  25. 1 Functional Needs Action / Need Satisfaction Solution You have to go back to real needs and solve them
  27. FUNCTIONAL NEEDS Word but... text solves the need of sharing knowledge!
  28. FUNCTIONAL NEEDS Google Docs sharing
  29. 2 Relational Motivations competition excellence affection curiosity
  30. 3 Social Usability Interpersonal Relations How easy is it to find other people and connect to them? How easy is it to keep those connections alive? Identity How rich is one’s personal identity expression? How much are interests and passions expressed? Communication How fast can a message reach the other person? How easy is it to handle conversations (1-to-1, 1-to-some, 1-to-many)? Group Emergence How easy is to create groups? How active are groups once estabilished?
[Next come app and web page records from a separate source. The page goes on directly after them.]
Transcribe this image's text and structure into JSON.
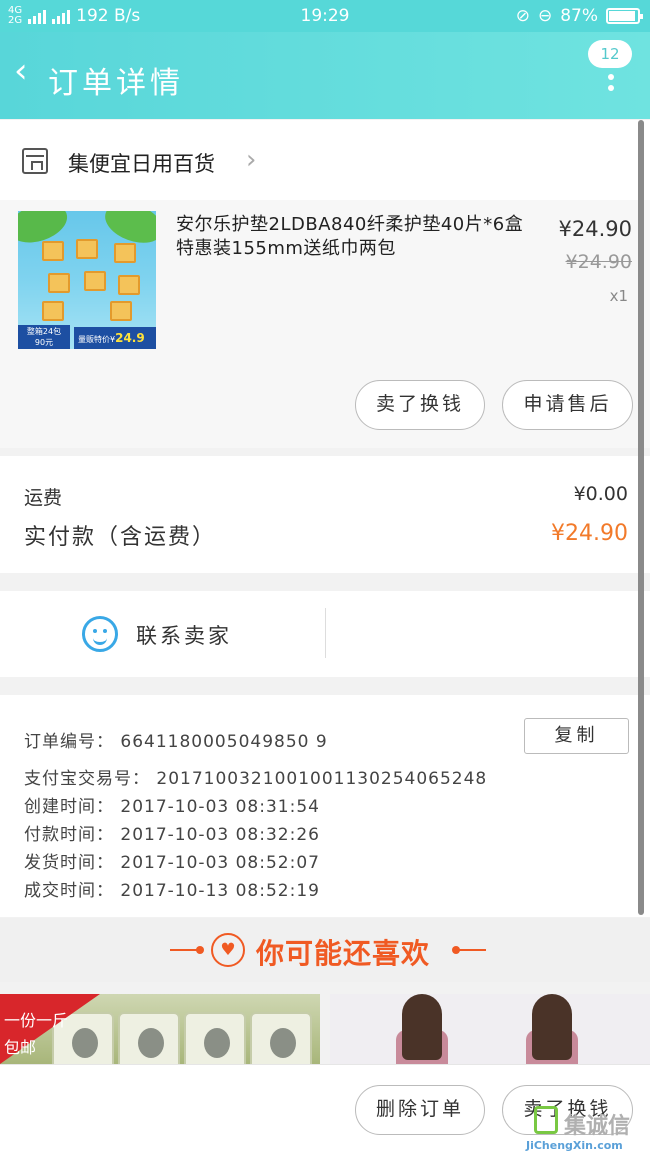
{
  "status_bar": {
    "net_top": "4G",
    "net_bottom": "2G",
    "speed": "192 B/s",
    "time": "19:29",
    "battery": "87%"
  },
  "header": {
    "back_glyph": "‹",
    "title": "订单详情",
    "message_count": "12"
  },
  "store": {
    "name": "集便宜日用百货",
    "chevron": "›"
  },
  "product": {
    "title": "安尔乐护垫2LDBA840纤柔护垫40片*6盒特惠装155mm送纸巾两包",
    "price": "¥24.90",
    "original_price": "¥24.90",
    "quantity": "x1",
    "image_badge_left": "整箱24包\n90元",
    "image_badge_right_text": "量贩特价¥",
    "image_badge_right_price": "24.9"
  },
  "actions": {
    "sell_trade": "卖了换钱",
    "after_sale": "申请售后"
  },
  "costs": {
    "shipping_label": "运费",
    "shipping_value": "¥0.00",
    "payable_label": "实付款（含运费）",
    "payable_value": "¥24.90"
  },
  "contact": {
    "label": "联系卖家"
  },
  "order_info": {
    "order_no": "订单编号：   6641180005049850 9",
    "copy_label": "复制",
    "alipay_no": "支付宝交易号：  2017100321001001130254065248",
    "created": "创建时间：  2017-10-03 08:31:54",
    "paid": "付款时间：  2017-10-03 08:32:26",
    "shipped": "发货时间：  2017-10-03 08:52:07",
    "completed": "成交时间：  2017-10-13 08:52:19"
  },
  "recommend": {
    "heading": "你可能还喜欢",
    "ribbon_line1": "一份一斤",
    "ribbon_line2": "包邮"
  },
  "bottom_actions": {
    "delete_order": "删除订单",
    "sell_trade": "卖了换钱"
  },
  "watermark": {
    "text": "集诚信",
    "sub": "JiChengXin.com"
  },
  "colors": {
    "header": "#56d8d8",
    "accent_orange": "#f05a23",
    "price_orange": "#f27a2a",
    "chat_blue": "#39a8e6"
  }
}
  31. INT. RELATIONS Many ways to discover. FriendFeed channels activities friend’s faves
  32. IDENTITY You can customize almost everything. MySpace background music avatar menu blog colors
  33. IDENTITY Scattered identity. Facebook infos photo activities
  34. COMMUNICATION Great messaging panel. DeviantArt chat messages comments forums
  35. GROUP EMERGENCE Groups at its foundation. Google Wave new discussions discussions
  36. 4 Circadian Activity Flow It’s the sequence of small and big actions made during the span of a day, prioritized through competing individual value hierarchies. The four most relevant factors determining the Flow: Priority Easiness Proximity Efficacy
  37. 4 Circadian Activity Flow 24 HOURS Task 1 Task 2 Task 3 Task 4 Task 6 Task 7
  38. 4 Circadian Activity Flow 24 HOURS Task 1 Task 2 Task 3 Task 4 Insertion Task 6 Task 7
  39. “ It is a miracle that curiosity survives formal education. - Albert Einstein
  40. try, then go deeper
  41. how many levels you need to play in order to say that you know how World of Warcraft works? 1. Level 30 2. Level 50 3. Level 80
  42. hint: it’s more than just levels
  43. occasional users power users
  44. many occasional users power users
  45. many occasional users strong power users
  46. it’s a balance
  47. how many followers you need in order to say that you know how Twitter works? 1. 20 followers 2. 100 followers 3. 1.000 followers 4. 20.000 followers
  48. you may have guessed it...
  49.’s not a matter of numbers!
  50. different dynamics with different numbers
  51. “ Men in general judge more from appearances than from reality. All men have eyes, but few have the gift of penetration. - Oscar Wilde
  52. practice
  53. Self improvement circle Know Do Think
  54. User Centered Design Know Do Think
  55. The process is important.
  56. We refer to our overall approach as "design thinking": a means of problem solving that uses design methodologies to tap into a deep reservoir of opportunity. These methods include observation, prototyping, building, and storytelling, and can be applied by a wide range of people to a breadth of organizational challenges.
  57. ...some practices Know Think Do • Benchmarks • Brainstorms • Develop • Analysis • Select solutions • Pair programming • Best Practices • Scenarios • Automated tests • Cutting Edge Solutions • Personas • Refactoring • User tests • Wireframes • Releases • Polls • Paper prototypes • Fixes • Focus groups • Prototypes • ... • ... • Visual design • ...
  58. Release fast
  59. Release fast Get feedback fast
  60. Release fast Get feedback fast Iterate fast
  61. The best companies do it.
  62. Google continuous user testing with labs, a/b, betas, etc. @
  63. BJ Fogg many crummy trials beat deep thinking @
  64. Apple seems doing it... inside: 10 to 3 to 1 “Apple designers come up with 10 entirely different mock ups of any new feature. Not, Lopp said, "seven in order to make three look good", which seems to be a fairly standard practice elsewhere. They'll take ten, and give themselves room to design without restriction. Later they whittle that number to three, spend more months on those three and then finally end up with one strong decision.” @
  65. “ Beauty and brains, pleasure and usability go hand-in-hand in good design. - Donald Norman
  66. simplicity × complexity
  67. “ Complicare è facile, semplificare è difficile. Per complicare basta aggiungere, tutti sono capaci di complicare. Pochi sono capaci di semplificare. - Bruno Munari
  68. Davide ‘Folletto‘ Casali @folletto SocialMediaLab Milano, 13 novembre 2009